In 1911 a brass tablet was erected in memory of Col. Percy Browne, who was a passenger in the S.S. "Waratah," which was lost with all hands in July, 1909.
The nave, five bays in length, Perpendicular, has a very fine vaulted roof, described at length by the late Rev. J. L. Petit, in the Arch. Soc. Pub. 1850; the north aisle contains four windows, which are reproductions of the original Decorated windows; in the south aisle is a memorial window to George Medd Butt esq. formerly M.P. for Weymouth, and a native of Sherborne, and near is a bronze tablet bearing the names of the officer's and men of the Dorset Yeomanry who fell in the Great War.
The piers and arches of the tower are Norman, and broader from north to south, than from east to west; the upper stage is Perpendicular, and receding on a set-off; it is at present 109 feet in height, with two windows, divided by buttresses, in each face, but was in 1885-86 completely restored from the designs of Messrs. Carpenter and Ingelow, architects, at a cost of £4,000: much of the work has been rebuilt, and the parapet entirely renewed, with twelve crocketed pinnacles, instead of the former six, in accordance, it is believed, with the original design of Abbot Bradford. The tower contains a clock and ring of eight bells, of which the tenor, weighing 46 cwt. 23 lb. and recast in 1865, was brought from Tonrnay and presented to the church by Cardinal Wolsey. The first and second bells were added by subscription in 1858 as a testimonial to the munificence of the late Mr. Digby; there is also a sanctus bell, and a fire bell of 1652.
The nave and transepts were restored in 1851, at a cost of £13,868, and the choir in 1858, at an outlay of £17,847: of the total amount nearly £18,000 was given by the late George Digby Wingfield-Digby esq. and about £8,000 by the last Earl Digby. In 1898 the roofs of the Lady and Bow chapels were restored at the expense of the late J. K. Digby Wingfield-Digby esq. M.P. of Sherborne Castle, and at the same time the plastering of the north transept was removed, exposing the original Norman work. The restoration of the Lady chapel, once used as the private house of the head master of Sherborne School, was completed in 1934, and re-dedicated by the Bishop of Salisbury on May 29th of that year, in the presence of six other bishops. The total length of the church is 215 (once 241) feet; width, 60 feet; length of the transept, 95 feet; height, about 60 feet. The remains of the abbey buildings now form part of the Sherborne School: the abbey has sittings for 1,600 persons.
Photo © Jo Tottle.
For general information about Civil Registration (births, marriages and deaths) see the Civil Registration page.
Sherborne was in Sherborne Registration District from 1837 to 1937 and Sturminster Registration District from 1937 to 1974
Directories & Gazetteers
We have transcribed the entry for Sherborne from the following:

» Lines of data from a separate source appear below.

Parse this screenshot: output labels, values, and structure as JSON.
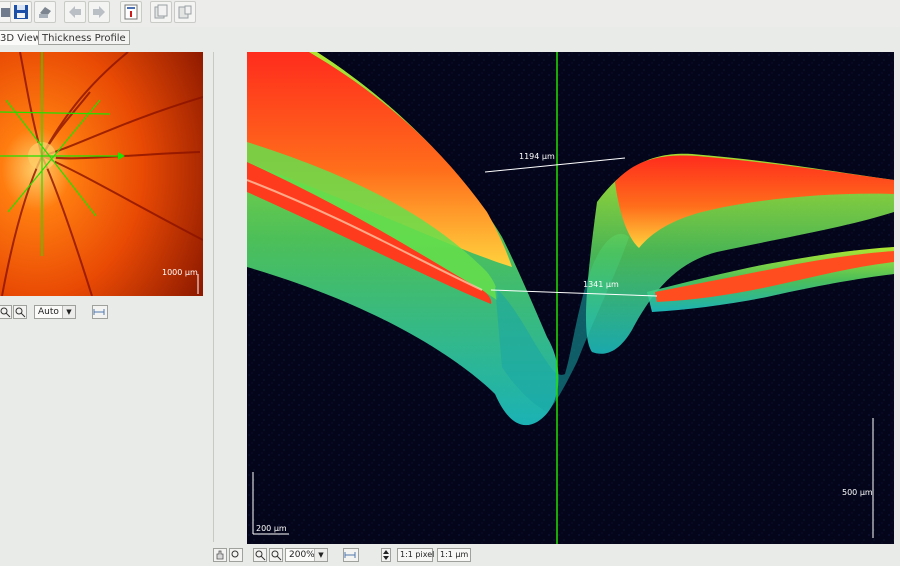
{
  "tabs": [
    "3D View",
    "Thickness Profile"
  ],
  "fundus": {
    "scale_label": "1000 µm"
  },
  "left_controls": {
    "zoom_mode": "Auto"
  },
  "oct": {
    "measurements": [
      "1194 µm",
      "1341 µm"
    ],
    "scale_bar_horizontal": "200 µm",
    "scale_bar_vertical": "500 µm"
  },
  "bottom_controls": {
    "zoom_value": "200%",
    "pixel_ratio": "1:1 pixel",
    "micron_ratio": "1:1 µm"
  },
  "colors": {
    "oct_background": "#04051a",
    "marker_green": "#22e000",
    "fundus_orange": "#ff6b00"
  },
  "icons": [
    "save-icon",
    "print-icon",
    "back-arrow-icon",
    "forward-arrow-icon",
    "report-icon",
    "copy-icon",
    "zoom-in-icon",
    "zoom-out-icon",
    "pan-icon",
    "scroll-icon"
  ]
}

- Samuel Lewis' A Topographical Dictionary of England, by Samuel Lewis, seventh edition, published 1858. (Sherborne (St. Mary))
- Hunt & Co.'s Directory of Dorsetshire, Hampshire, & Wiltshire 1851
Land and Property
The Return of Owners of Land in 1873 for Dorset is available to browse.
Online maps of Sherborne are available from a number of sites:
- Bing (Current Ordnance Survey maps).
- Google Streetview.
- National Library of Scotland. (Old maps)
- old-maps.co.uk (Old Ordnance Survey maps to buy).
- Streetmap.co.uk (Current Ordnance Survey maps).
- A Vision of Britain through Time. (Old maps)
Newspapers and Periodicals
The British Newspaper Archive have fully searchable digitised copies of the Dorset County Chronicle and the Sherborne Mercury online.
Villages, Hamlets, &cOvercoombe
The Visitation of Dorset, 1623 is available on the Heraldry page.